A social skills story provides concrete information to help improve students’ social skills and appropriate behaviours. Normally social stories will follow a set pattern or formula of specific sentence type.

 

No two autistic students will ever be the same therefore social stories need to be editable to suit the needs and terminology used by individual autistic students.

 

A social skills story is an easy and effective way to teach students with autism how to negotiate changes to routines, handle problem situations and surprises. The social skills story will also help with situations such as transition, recess, making friends, asking questions, eating habits and personal hygiene.

 

Social skills stories for students with autism should be written from the autistic student’s point of view and use visual images to depict the situation or skill the student with ASD is struggling with.

 

Social stories should answer the important “wh” questions – who, where, why, when and what as well as give an insight into the thoughts and feelings of others. The social story should break the skill or situation down into small easier to understand sections, the important social cues and use no frill or extra language to complicate or detract from the skill or situation being dealt with in the social story.

 

Social skills stories for students with autism are visual strategies and should be printable for ease of use and convenience.

 

This visual strategy should also be easy to personalize and act as a role model or visual framework for the student with ASD.

 

To learn more about how social skills stories can help your ASD student visit:

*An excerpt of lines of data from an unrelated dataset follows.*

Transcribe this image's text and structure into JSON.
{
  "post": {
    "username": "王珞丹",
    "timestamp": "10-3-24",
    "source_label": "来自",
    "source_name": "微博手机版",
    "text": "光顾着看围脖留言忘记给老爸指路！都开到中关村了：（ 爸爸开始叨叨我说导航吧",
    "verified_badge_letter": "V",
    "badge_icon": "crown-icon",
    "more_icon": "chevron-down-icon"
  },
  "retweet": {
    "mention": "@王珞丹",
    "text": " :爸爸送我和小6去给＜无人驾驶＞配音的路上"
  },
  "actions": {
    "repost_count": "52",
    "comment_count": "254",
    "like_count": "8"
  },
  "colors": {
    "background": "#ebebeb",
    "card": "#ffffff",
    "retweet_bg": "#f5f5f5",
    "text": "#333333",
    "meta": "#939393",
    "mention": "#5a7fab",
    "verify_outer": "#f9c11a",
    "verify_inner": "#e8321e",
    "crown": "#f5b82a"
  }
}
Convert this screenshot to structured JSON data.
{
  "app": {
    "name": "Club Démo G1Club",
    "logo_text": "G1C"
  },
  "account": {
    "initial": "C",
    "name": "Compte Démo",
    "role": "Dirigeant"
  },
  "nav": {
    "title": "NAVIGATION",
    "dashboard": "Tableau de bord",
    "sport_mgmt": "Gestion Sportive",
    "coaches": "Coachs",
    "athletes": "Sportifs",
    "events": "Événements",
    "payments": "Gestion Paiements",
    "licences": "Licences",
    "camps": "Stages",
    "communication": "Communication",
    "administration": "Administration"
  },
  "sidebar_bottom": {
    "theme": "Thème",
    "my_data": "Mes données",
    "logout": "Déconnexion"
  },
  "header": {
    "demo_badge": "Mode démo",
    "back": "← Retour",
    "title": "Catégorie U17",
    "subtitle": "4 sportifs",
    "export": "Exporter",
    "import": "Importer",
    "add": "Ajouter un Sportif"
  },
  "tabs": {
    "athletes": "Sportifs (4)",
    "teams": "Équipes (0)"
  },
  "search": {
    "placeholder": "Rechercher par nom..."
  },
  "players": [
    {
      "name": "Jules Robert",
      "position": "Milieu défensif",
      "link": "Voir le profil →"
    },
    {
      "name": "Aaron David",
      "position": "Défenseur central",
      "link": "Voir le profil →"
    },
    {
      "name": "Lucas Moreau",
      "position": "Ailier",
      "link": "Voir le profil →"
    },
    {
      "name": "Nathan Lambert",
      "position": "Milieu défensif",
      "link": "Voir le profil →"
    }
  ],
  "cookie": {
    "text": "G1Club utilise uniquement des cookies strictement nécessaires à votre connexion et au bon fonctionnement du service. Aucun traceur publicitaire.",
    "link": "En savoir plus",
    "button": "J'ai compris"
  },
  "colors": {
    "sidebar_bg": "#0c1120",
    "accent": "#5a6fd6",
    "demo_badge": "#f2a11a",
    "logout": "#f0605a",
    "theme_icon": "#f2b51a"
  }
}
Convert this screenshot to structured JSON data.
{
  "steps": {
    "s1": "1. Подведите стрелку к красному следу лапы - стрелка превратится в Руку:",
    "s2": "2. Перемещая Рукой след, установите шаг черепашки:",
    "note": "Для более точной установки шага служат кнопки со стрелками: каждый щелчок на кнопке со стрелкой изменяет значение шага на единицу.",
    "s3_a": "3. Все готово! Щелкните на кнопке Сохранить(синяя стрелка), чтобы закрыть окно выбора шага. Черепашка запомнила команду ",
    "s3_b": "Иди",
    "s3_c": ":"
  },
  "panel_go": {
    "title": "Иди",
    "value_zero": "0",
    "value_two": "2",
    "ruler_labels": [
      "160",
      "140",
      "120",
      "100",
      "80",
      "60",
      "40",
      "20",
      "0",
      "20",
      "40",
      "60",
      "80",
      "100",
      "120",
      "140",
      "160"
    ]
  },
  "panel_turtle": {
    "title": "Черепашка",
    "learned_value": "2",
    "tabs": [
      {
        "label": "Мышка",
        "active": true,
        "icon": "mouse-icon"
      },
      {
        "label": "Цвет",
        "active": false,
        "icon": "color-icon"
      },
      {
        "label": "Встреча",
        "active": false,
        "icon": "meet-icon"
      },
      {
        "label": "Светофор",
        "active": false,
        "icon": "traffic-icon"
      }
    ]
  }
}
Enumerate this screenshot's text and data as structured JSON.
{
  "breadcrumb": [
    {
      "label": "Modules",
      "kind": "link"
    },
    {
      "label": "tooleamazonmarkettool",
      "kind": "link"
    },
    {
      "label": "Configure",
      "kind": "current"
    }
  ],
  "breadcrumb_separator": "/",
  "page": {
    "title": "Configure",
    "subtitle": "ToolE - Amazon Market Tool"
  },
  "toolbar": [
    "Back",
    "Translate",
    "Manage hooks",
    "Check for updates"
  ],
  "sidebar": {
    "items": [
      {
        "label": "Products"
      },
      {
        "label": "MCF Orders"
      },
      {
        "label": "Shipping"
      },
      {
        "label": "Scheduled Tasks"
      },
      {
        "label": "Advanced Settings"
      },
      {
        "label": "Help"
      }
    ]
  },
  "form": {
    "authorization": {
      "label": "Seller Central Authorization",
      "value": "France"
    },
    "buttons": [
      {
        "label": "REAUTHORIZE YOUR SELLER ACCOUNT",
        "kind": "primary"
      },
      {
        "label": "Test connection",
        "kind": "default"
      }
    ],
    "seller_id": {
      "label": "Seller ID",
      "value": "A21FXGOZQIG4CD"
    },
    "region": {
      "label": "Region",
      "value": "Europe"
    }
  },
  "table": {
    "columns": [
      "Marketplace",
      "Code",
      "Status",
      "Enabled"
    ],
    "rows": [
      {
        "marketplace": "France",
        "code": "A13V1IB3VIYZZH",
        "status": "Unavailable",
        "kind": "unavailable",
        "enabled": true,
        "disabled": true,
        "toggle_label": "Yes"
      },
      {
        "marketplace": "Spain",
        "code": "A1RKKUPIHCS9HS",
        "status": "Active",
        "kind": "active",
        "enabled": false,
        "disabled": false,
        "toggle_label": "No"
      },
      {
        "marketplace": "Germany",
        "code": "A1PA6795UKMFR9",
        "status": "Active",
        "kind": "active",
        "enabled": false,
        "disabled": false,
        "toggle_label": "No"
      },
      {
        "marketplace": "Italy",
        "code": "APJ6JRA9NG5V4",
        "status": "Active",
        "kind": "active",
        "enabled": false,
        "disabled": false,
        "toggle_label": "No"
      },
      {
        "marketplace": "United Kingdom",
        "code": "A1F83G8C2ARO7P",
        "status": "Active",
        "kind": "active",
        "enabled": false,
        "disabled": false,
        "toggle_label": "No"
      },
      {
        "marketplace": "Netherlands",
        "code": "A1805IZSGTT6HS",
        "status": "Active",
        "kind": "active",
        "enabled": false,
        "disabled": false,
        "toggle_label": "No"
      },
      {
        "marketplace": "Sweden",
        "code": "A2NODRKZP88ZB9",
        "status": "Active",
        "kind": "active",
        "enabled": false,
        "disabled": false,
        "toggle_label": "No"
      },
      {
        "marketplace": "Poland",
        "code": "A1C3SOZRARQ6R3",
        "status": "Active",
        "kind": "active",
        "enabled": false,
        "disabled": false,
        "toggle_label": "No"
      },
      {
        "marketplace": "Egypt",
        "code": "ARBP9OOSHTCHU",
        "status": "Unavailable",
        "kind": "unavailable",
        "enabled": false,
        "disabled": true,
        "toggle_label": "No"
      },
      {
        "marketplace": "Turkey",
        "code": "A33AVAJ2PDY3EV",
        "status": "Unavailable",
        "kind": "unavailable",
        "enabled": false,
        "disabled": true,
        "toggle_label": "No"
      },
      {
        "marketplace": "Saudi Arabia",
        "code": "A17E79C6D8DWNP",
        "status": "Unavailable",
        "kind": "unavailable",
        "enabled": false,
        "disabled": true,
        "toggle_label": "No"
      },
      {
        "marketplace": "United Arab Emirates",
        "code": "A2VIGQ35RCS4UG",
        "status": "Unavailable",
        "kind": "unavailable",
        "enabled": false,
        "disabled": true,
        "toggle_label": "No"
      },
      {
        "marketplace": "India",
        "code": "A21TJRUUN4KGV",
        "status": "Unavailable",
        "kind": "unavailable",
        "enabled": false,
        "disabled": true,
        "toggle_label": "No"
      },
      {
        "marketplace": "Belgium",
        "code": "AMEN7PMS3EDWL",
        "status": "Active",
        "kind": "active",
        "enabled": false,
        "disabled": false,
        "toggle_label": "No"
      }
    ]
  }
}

http://www.autismsocialstories.com/school_resources

 

Where you will find social skills stories for students with autism in key stage one, key stage two and also for preschool autism.

 

All these social stories are printable, editable and can be personalized for any student with ASD.

 

http://www.autismsocialstories.com/school_resources